## MATERIAL FOR THIS EXERCISE
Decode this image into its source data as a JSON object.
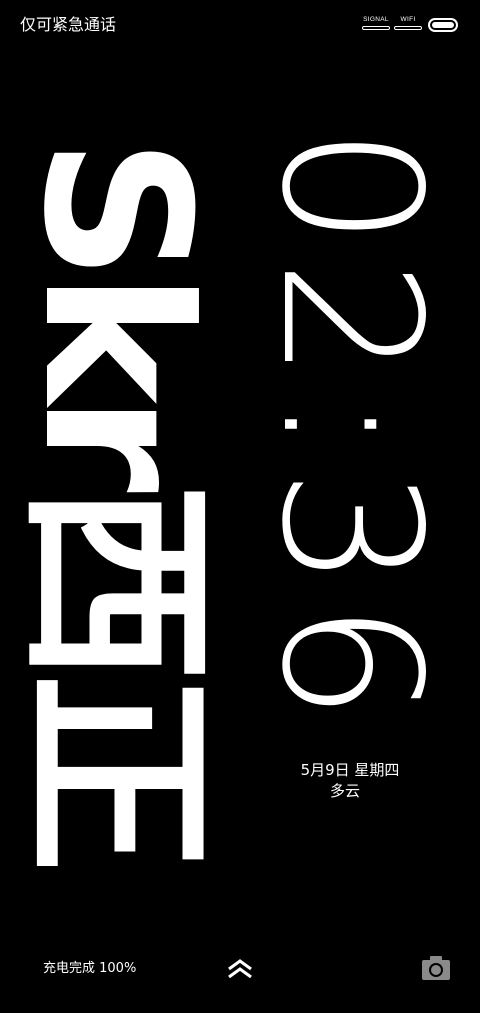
{
  "status_bar": {
    "carrier_text": "仅可紧急通话",
    "signal_label": "SIGNAL",
    "wifi_label": "WIFI",
    "icons": [
      "signal-icon",
      "wifi-icon",
      "battery-icon"
    ]
  },
  "lock_screen": {
    "art_text": "Skr西正",
    "time": "02:36",
    "date": "5月9日 星期四",
    "weather": "多云"
  },
  "bottom_bar": {
    "charge_status": "充电完成 100%",
    "icons": [
      "unlock-chevron-icon",
      "camera-icon"
    ]
  },
  "colors": {
    "background": "#000000",
    "foreground": "#ffffff",
    "camera_icon": "#8a8a8a"
  }
}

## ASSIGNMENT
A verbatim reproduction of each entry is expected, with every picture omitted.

## OUTPUT OF THE TASK
Decode this image into its source data as a JSON object.
{
  "status_bar": {
    "carrier_text": "仅可紧急通话",
    "signal_label": "SIGNAL",
    "wifi_label": "WIFI",
    "icons": [
      "signal-icon",
      "wifi-icon",
      "battery-icon"
    ]
  },
  "lock_screen": {
    "art_text": "Skr西正",
    "time": "02:36",
    "date": "5月9日 星期四",
    "weather": "多云"
  },
  "bottom_bar": {
    "charge_status": "充电完成 100%",
    "icons": [
      "unlock-chevron-icon",
      "camera-icon"
    ]
  },
  "colors": {
    "background": "#000000",
    "foreground": "#ffffff",
    "camera_icon": "#8a8a8a"
  }
}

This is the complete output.